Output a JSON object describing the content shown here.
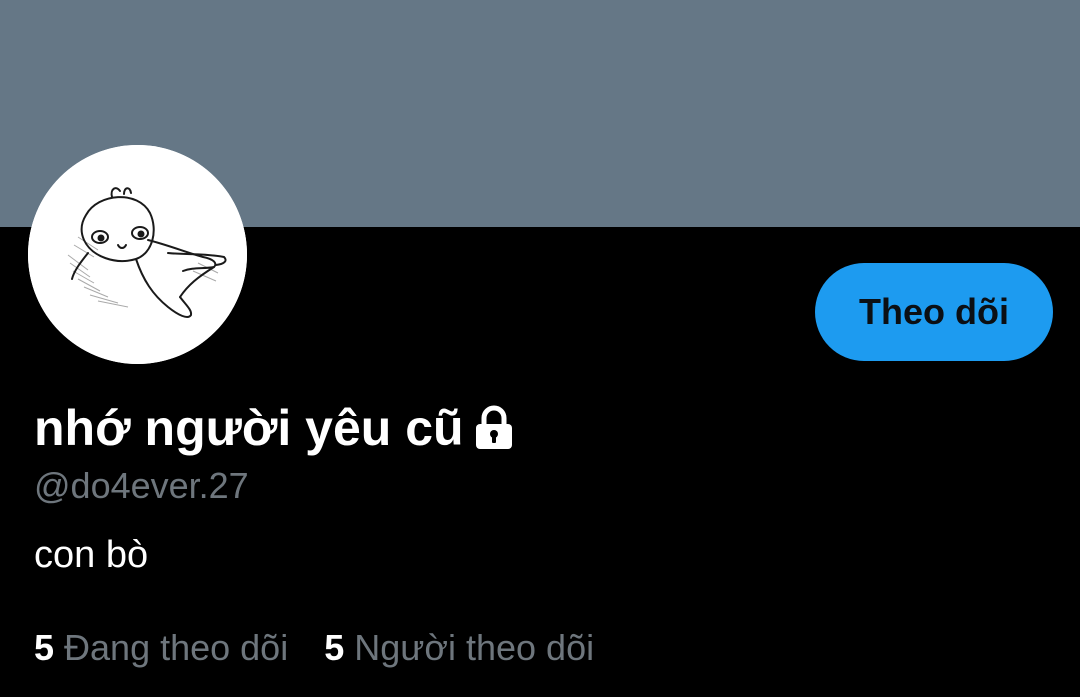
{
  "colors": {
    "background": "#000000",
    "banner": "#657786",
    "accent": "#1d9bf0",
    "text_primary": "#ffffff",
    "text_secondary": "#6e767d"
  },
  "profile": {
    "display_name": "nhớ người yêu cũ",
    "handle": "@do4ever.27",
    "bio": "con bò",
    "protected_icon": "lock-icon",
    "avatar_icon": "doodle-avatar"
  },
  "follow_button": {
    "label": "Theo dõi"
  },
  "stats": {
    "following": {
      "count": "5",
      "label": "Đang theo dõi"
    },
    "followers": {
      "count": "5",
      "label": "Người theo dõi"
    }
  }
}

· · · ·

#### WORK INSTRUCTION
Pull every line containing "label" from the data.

#### EXERCISE OUTPUT
    "label": "Theo dõi"
      "label": "Đang theo dõi"
      "label": "Người theo dõi"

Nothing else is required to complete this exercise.